■ **INPUT FOR THIS TASK**:

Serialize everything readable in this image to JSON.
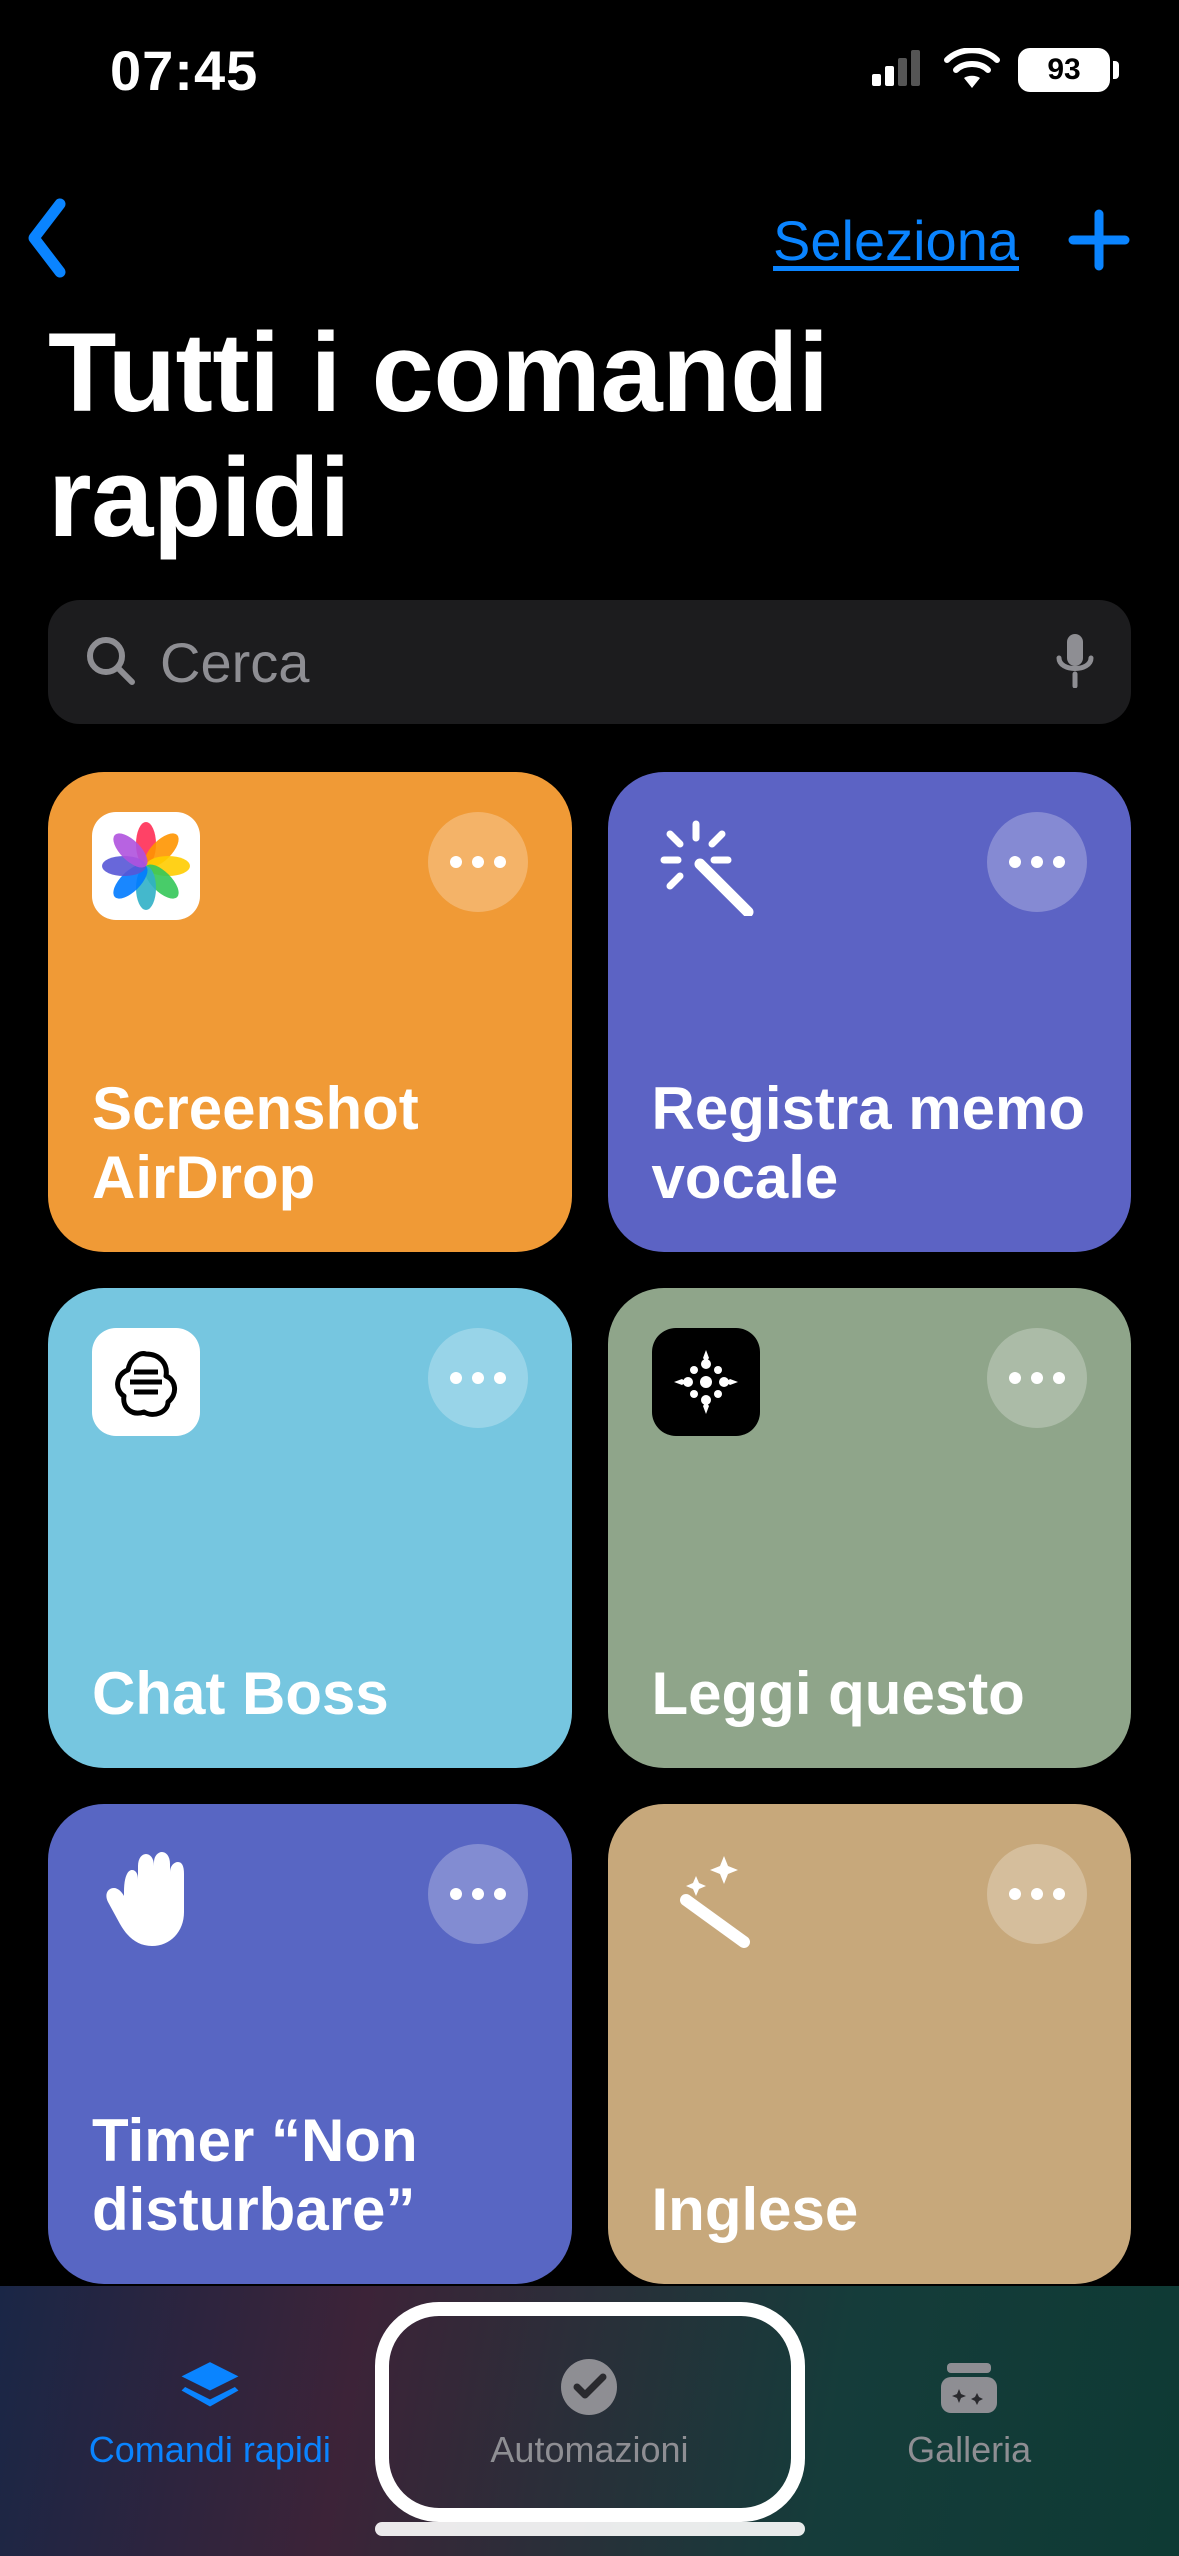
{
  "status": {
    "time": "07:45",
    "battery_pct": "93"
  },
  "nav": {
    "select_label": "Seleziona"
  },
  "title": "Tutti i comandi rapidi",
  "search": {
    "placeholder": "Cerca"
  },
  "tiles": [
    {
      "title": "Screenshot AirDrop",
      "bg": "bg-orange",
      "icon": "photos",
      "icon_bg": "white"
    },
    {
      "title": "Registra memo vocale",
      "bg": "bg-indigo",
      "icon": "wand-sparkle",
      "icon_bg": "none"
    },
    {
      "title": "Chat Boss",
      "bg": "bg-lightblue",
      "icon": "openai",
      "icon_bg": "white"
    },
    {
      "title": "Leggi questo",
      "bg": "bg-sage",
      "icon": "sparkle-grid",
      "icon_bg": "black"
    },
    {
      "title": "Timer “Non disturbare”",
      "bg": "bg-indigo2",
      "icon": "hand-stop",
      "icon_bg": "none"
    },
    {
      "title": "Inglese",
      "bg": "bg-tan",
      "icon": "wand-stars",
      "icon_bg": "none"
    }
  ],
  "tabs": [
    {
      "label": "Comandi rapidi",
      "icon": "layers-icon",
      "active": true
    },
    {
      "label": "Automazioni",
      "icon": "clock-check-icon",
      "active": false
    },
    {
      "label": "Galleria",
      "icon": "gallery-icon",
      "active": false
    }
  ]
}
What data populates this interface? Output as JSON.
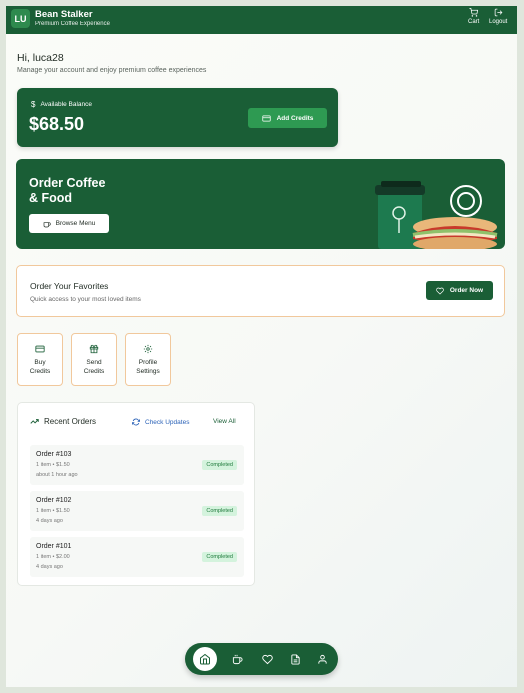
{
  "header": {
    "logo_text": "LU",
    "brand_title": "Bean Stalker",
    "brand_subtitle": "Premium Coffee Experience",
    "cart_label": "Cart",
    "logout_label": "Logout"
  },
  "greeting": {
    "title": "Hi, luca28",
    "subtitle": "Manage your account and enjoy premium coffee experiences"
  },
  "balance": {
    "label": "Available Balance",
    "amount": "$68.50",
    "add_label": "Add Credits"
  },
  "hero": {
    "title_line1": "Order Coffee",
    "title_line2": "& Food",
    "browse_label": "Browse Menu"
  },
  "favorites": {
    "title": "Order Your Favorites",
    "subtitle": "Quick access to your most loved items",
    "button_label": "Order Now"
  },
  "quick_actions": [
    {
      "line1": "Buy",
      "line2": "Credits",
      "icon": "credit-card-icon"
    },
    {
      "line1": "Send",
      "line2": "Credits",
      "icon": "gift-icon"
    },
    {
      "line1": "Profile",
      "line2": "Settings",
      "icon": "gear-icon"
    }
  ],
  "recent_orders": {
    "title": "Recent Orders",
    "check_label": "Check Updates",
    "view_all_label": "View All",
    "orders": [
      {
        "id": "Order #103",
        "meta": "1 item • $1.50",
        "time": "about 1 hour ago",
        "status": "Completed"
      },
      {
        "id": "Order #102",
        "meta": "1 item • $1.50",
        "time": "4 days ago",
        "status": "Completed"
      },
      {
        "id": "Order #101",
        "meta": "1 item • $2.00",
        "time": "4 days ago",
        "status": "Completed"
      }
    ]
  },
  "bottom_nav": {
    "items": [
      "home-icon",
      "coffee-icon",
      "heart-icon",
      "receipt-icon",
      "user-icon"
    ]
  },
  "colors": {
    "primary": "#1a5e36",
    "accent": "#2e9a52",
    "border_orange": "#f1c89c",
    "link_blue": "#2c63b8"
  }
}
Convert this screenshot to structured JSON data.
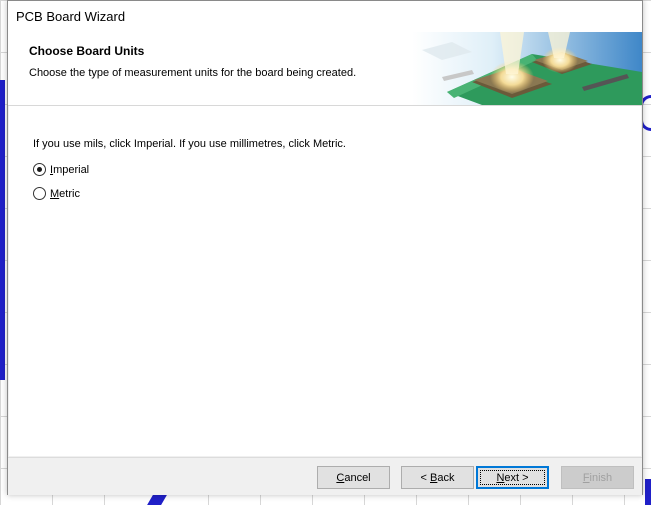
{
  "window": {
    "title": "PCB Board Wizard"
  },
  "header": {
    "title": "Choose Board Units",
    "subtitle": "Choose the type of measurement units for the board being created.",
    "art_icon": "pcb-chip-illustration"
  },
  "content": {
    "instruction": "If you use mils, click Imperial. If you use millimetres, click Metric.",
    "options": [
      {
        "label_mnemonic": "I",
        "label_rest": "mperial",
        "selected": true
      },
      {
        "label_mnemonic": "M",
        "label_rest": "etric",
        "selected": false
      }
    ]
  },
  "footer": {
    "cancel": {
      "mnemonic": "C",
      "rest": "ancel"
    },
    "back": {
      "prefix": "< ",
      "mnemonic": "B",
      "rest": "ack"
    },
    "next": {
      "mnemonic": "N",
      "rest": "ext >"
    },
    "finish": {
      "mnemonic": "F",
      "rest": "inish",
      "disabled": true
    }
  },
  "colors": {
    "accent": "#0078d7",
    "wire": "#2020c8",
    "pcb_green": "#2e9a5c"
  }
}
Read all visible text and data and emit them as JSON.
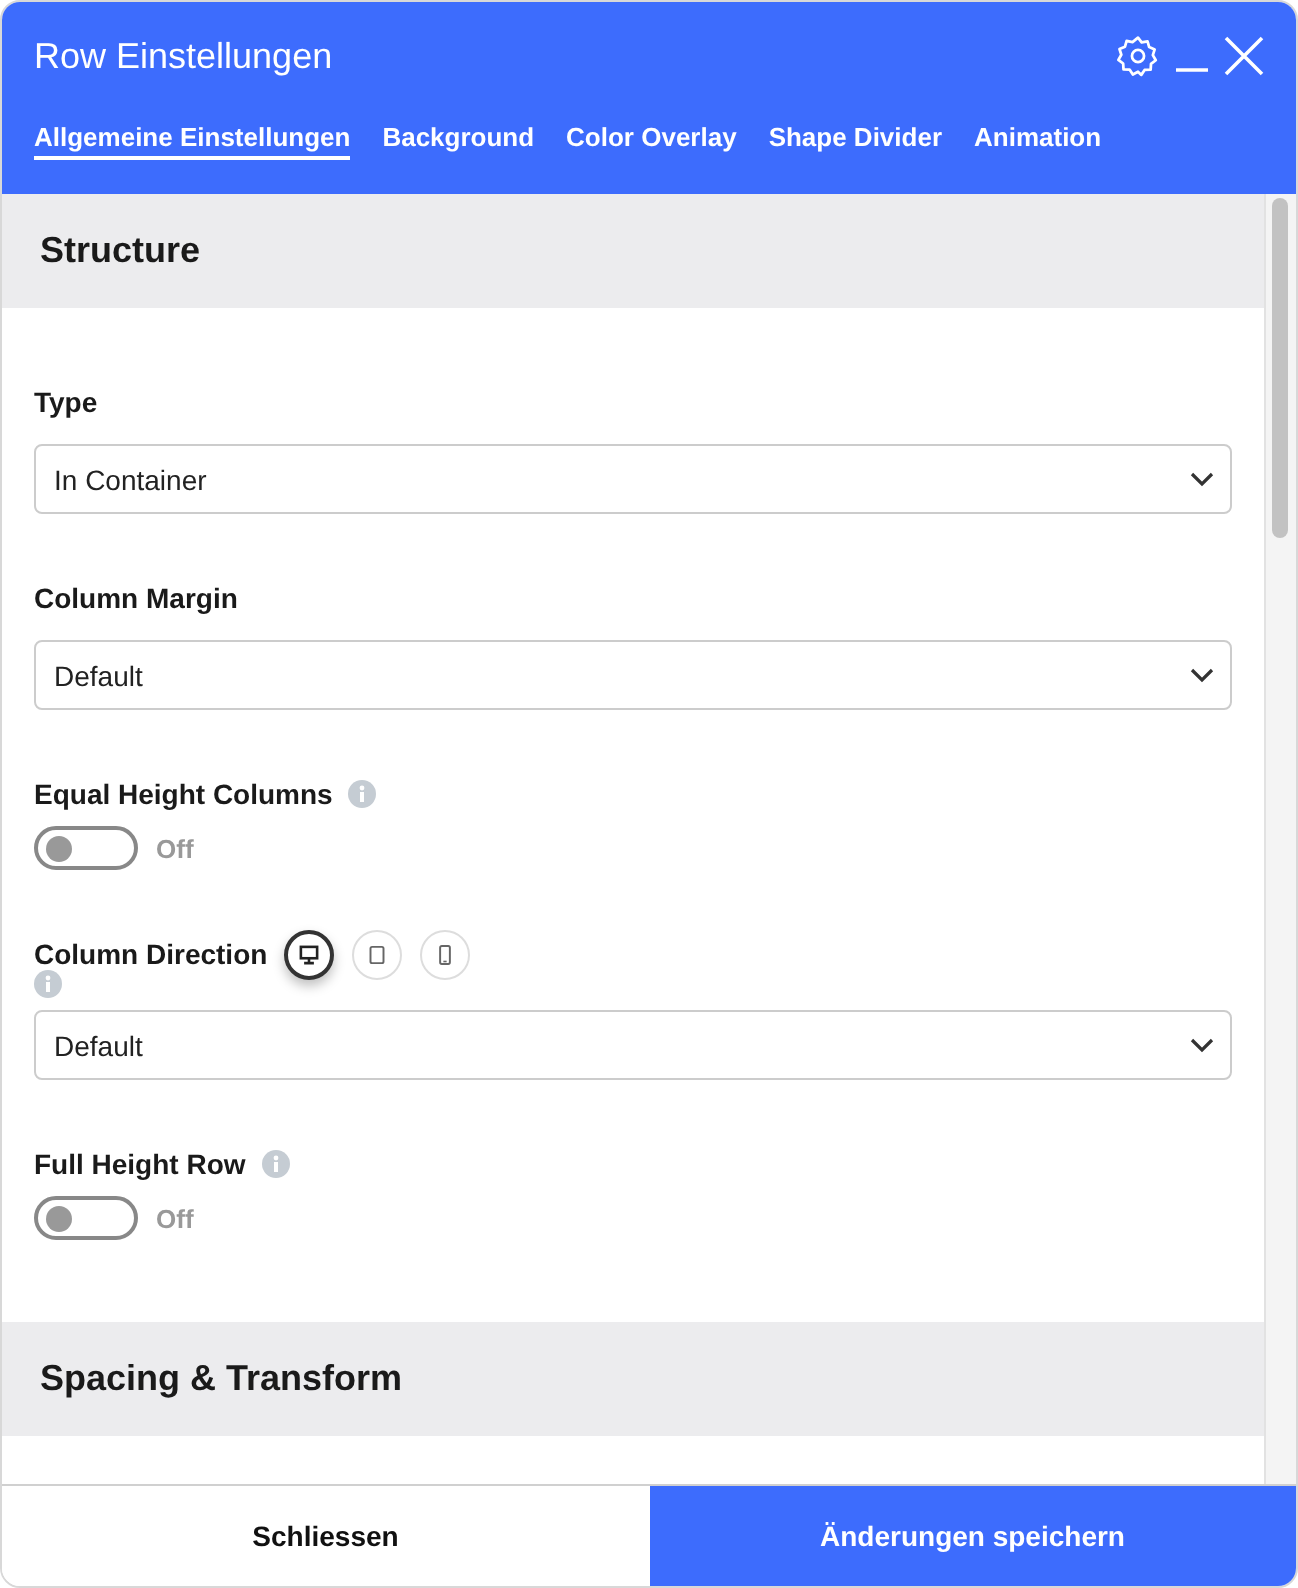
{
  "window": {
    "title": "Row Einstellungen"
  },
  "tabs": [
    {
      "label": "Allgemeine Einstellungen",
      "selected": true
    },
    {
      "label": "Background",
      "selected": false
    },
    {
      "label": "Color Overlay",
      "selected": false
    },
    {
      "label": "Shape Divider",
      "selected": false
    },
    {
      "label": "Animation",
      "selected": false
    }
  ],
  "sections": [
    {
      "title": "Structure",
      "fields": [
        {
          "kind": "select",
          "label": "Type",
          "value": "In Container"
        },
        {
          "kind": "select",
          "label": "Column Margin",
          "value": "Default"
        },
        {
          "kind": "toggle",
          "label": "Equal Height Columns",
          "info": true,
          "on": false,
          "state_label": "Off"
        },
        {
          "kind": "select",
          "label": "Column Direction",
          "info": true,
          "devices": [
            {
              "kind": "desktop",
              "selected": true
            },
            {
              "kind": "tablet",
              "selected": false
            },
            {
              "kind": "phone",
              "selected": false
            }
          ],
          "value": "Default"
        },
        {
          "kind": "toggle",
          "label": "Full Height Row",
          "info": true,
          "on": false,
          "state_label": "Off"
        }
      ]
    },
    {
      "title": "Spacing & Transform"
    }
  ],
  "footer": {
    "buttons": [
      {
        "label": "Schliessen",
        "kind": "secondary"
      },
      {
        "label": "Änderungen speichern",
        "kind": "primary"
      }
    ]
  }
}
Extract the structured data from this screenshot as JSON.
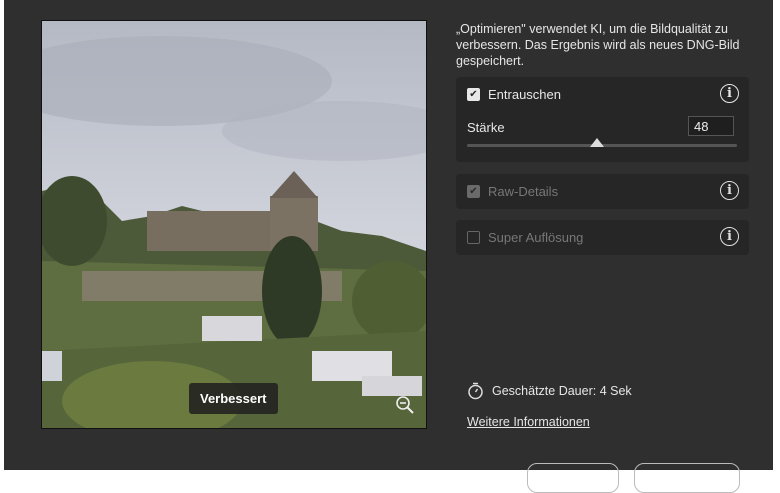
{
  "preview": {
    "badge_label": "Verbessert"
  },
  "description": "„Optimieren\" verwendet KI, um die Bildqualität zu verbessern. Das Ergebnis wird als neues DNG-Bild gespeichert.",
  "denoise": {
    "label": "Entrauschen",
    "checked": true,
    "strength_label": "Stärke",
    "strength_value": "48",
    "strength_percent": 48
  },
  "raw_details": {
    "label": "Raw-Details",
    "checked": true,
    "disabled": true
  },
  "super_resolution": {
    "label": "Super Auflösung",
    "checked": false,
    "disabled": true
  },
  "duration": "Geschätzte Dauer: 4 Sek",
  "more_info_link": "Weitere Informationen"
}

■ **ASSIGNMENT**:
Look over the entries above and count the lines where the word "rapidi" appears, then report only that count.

■ **TASK ANSWER**:
2